# Task prompt
Would you repeat the listing below verbatim and drop the images?

▼

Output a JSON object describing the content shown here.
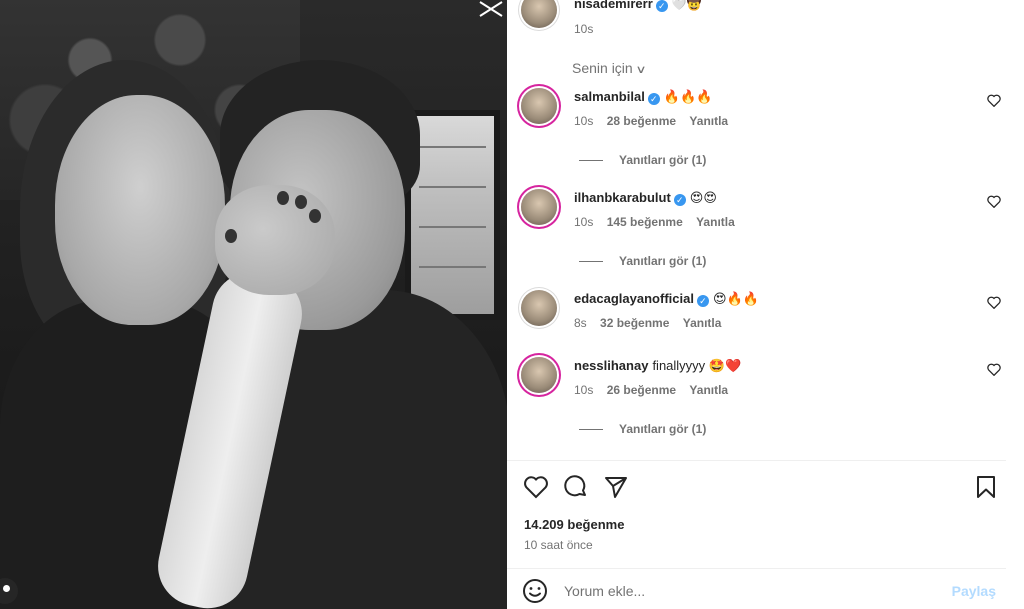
{
  "post": {
    "author": {
      "username": "nisademirerr",
      "caption_emoji": "🤍🤠",
      "time": "10s"
    },
    "sort_label": "Senin için",
    "comments": [
      {
        "username": "salmanbilal",
        "text": "🔥🔥🔥",
        "time": "10s",
        "likes": "28 beğenme",
        "reply": "Yanıtla",
        "replies": "Yanıtları gör (1)",
        "verified": true
      },
      {
        "username": "ilhanbkarabulut",
        "text": "😍😍",
        "time": "10s",
        "likes": "145 beğenme",
        "reply": "Yanıtla",
        "replies": "Yanıtları gör (1)",
        "verified": true
      },
      {
        "username": "edacaglayanofficial",
        "text": "😍🔥🔥",
        "time": "8s",
        "likes": "32 beğenme",
        "reply": "Yanıtla",
        "replies": "",
        "verified": true
      },
      {
        "username": "nesslihanay",
        "text": "finallyyyy 🤩❤️",
        "time": "10s",
        "likes": "26 beğenme",
        "reply": "Yanıtla",
        "replies": "Yanıtları gör (1)",
        "verified": false
      }
    ],
    "like_count": "14.209 beğenme",
    "posted_ago": "10 saat önce",
    "comment_input": {
      "placeholder": "Yorum ekle...",
      "post_label": "Paylaş"
    }
  },
  "icons": {
    "like": "heart-icon",
    "comment": "comment-bubble-icon",
    "share": "paper-plane-icon",
    "save": "bookmark-icon",
    "emoji": "smiley-icon",
    "verified": "verified-badge-icon"
  },
  "colors": {
    "verified": "#3897f0",
    "story_ring": "#d6249f",
    "post_button": "#b3dbff",
    "muted_text": "#737373"
  }
}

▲

# Response below
Output a JSON object describing the content shown here.
{
  "post": {
    "author": {
      "username": "nisademirerr",
      "caption_emoji": "🤍🤠",
      "time": "10s"
    },
    "sort_label": "Senin için",
    "comments": [
      {
        "username": "salmanbilal",
        "text": "🔥🔥🔥",
        "time": "10s",
        "likes": "28 beğenme",
        "reply": "Yanıtla",
        "replies": "Yanıtları gör (1)",
        "verified": true
      },
      {
        "username": "ilhanbkarabulut",
        "text": "😍😍",
        "time": "10s",
        "likes": "145 beğenme",
        "reply": "Yanıtla",
        "replies": "Yanıtları gör (1)",
        "verified": true
      },
      {
        "username": "edacaglayanofficial",
        "text": "😍🔥🔥",
        "time": "8s",
        "likes": "32 beğenme",
        "reply": "Yanıtla",
        "replies": "",
        "verified": true
      },
      {
        "username": "nesslihanay",
        "text": "finallyyyy 🤩❤️",
        "time": "10s",
        "likes": "26 beğenme",
        "reply": "Yanıtla",
        "replies": "Yanıtları gör (1)",
        "verified": false
      }
    ],
    "like_count": "14.209 beğenme",
    "posted_ago": "10 saat önce",
    "comment_input": {
      "placeholder": "Yorum ekle...",
      "post_label": "Paylaş"
    }
  },
  "icons": {
    "like": "heart-icon",
    "comment": "comment-bubble-icon",
    "share": "paper-plane-icon",
    "save": "bookmark-icon",
    "emoji": "smiley-icon",
    "verified": "verified-badge-icon"
  },
  "colors": {
    "verified": "#3897f0",
    "story_ring": "#d6249f",
    "post_button": "#b3dbff",
    "muted_text": "#737373"
  }
}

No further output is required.